Counselling. Psychotherapy. Supervision.
In the fast-evolving COVID-19 crisis I want to extend the availability of psychological support to those who are experiencing a huge impact on their resources (physical, emotional, economical).
It may be that you are a frontline professional or key worker, or someone with underlying health conditions that put you in an 'at-risk' category. Or maybe you are self-employed or a sole earner whose capacity to make ends meet has been severely diminished. Adapting to times of uncertainty and instability can take an emotional toll. You need to fortify yourself, you need to tap into all the resources available to get you through the next few months.

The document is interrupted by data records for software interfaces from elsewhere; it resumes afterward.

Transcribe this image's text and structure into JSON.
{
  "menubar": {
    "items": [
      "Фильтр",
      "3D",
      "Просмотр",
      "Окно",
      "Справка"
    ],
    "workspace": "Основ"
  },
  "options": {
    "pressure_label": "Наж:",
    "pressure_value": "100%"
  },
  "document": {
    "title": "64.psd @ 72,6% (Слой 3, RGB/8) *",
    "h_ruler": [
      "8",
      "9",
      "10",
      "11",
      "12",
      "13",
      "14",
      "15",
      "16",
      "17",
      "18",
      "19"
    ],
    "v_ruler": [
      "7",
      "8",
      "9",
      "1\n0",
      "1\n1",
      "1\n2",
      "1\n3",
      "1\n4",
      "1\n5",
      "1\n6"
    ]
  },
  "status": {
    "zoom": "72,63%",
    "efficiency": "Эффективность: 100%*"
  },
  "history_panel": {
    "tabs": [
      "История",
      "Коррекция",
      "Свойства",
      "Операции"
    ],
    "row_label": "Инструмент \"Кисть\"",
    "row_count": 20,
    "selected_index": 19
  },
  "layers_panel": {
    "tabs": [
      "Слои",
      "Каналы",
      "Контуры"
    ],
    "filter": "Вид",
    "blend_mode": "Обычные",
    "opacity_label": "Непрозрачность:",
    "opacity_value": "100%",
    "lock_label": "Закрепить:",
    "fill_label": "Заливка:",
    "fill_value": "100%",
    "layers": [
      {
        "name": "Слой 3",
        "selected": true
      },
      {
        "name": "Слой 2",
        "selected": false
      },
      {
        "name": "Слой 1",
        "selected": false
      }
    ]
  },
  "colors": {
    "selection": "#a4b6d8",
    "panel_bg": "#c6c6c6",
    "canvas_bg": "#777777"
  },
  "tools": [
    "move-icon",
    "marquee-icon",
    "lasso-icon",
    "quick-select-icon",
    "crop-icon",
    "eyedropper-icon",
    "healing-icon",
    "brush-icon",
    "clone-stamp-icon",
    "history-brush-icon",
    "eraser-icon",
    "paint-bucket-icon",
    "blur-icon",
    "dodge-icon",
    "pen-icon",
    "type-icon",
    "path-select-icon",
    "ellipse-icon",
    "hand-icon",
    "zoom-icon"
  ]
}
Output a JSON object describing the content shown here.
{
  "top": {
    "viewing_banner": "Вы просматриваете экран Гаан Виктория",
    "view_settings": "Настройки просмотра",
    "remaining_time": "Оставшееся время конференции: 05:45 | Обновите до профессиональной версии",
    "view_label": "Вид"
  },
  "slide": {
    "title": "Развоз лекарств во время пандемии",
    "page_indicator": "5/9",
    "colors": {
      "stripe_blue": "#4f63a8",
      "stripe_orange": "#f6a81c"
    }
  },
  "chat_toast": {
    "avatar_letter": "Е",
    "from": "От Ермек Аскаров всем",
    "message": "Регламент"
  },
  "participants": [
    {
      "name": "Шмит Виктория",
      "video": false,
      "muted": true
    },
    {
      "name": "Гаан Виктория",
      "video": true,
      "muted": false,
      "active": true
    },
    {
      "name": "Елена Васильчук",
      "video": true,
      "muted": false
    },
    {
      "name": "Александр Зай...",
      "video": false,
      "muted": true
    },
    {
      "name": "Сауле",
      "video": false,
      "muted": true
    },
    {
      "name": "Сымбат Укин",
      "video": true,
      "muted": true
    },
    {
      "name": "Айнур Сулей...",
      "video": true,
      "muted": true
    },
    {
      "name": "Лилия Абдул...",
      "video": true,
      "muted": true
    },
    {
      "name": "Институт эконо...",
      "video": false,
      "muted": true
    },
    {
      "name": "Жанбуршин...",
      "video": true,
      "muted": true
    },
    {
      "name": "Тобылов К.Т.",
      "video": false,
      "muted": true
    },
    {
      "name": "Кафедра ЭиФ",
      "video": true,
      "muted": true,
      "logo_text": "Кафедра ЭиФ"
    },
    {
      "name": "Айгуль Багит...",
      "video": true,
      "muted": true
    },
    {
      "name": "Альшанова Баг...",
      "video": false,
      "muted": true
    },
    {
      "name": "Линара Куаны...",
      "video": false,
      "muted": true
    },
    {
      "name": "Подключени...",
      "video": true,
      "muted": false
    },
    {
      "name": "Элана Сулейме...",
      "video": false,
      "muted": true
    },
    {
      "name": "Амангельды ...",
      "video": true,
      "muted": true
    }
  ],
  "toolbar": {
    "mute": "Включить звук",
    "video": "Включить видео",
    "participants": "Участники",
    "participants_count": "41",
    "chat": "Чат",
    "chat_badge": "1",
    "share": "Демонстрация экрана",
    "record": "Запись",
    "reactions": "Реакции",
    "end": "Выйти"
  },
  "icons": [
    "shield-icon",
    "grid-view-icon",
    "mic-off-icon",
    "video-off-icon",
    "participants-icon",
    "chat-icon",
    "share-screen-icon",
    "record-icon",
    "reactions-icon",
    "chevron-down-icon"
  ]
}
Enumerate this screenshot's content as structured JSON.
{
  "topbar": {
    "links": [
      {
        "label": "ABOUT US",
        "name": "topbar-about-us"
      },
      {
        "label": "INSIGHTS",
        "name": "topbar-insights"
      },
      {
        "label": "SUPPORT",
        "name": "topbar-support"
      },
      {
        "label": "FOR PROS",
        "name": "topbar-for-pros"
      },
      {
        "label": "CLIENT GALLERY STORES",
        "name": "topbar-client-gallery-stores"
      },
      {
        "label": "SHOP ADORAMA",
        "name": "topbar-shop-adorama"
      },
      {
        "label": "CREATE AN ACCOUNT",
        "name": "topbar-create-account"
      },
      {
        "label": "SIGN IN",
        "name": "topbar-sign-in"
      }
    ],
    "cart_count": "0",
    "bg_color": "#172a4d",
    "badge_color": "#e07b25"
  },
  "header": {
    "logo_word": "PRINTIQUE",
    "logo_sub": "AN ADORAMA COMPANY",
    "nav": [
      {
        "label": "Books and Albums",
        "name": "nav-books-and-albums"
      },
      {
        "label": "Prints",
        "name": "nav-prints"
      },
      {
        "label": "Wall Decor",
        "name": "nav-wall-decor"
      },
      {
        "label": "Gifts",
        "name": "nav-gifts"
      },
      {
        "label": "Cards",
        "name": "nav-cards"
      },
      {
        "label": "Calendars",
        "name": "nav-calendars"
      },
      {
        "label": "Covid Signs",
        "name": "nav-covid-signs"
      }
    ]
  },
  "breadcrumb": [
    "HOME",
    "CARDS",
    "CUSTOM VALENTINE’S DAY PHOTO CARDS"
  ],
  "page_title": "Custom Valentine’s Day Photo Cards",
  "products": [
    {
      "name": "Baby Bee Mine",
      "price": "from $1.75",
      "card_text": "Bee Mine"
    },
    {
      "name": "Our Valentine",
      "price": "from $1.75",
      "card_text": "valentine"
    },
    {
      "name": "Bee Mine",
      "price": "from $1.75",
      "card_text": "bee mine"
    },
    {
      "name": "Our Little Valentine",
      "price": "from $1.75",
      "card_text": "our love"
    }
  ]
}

I would like to encourage you to contact me, even if you think that you may not be able to afford therapy at this time. I will do my best to work flexibly - video-conference style (Zoom, Skype), on the telephone, or via live chat. I am interested in working with people who value introspection, thoughtfulness, and the healing power of relationships.
I am a fully qualified psychotherapist with a commitment to providing compassionate, relational-focused therapy, informed by research. My professional interests are wide-ranging:
- anxiety and fear of death
- gender-sensitive psychotherapy- focus on the needs of male clients
- social anxiety
- performance anxiety
- obsessive thoughts
- compulsive behaviours
- body image
- shyness and loneliness
- suicidal thoughts
- low self-esteem
- medically unexplained symptoms
- 'false' self
- emotional difficulties
I normally offer consultation by appointment at the Fred Bulmer Centre in Hereford, Wall Street, HR4 9HP, but over the next few months I will be using remote and virtual technology (Skype, Zoom, Telephone, Face-time, Live chat)
Why is therapy effective?
Establishing a collaborative, positive working relationship is an essential aspect of successful psychotherapy treatment. According to research (Norcross, 2010, Wampold 2001), the most important ingredients that contribute to a successful therapy outcome are: the client's motivation and psychological-mindedness and the relationship between the therapist and the client.
I also subscribe to an explanation coming from the field of interpersonal neuroscience: the brain is plastic and genetically programmed to develop through interaction with other brains. This happens most dramatically in the first years of life, but this process continues across a lifetime. When we engage with another human being in dialogue, certain very physical processes are set in motion which help us regulate our emotions and shut down our stress response. Therapy stimulates the formation of new neural networks, the integration of split-off aspects of self, and the unlearning of unhelpful coping strategies.
The therapeutic dialogue provides an opportunity to test old assumptions and experiment with new ways of being – all in a context that is safe, confidential, and containing. We learn through reflection, conversation, a real relationship, experimentation, mindfulness, journalling, and bibliotherapy.
Stories are a central focus of my work: how we story our lives, how we think about our values, how we share ourselves with others, and how we shape our futures.
Silvia Baba Neal - Therapy in Herefordshire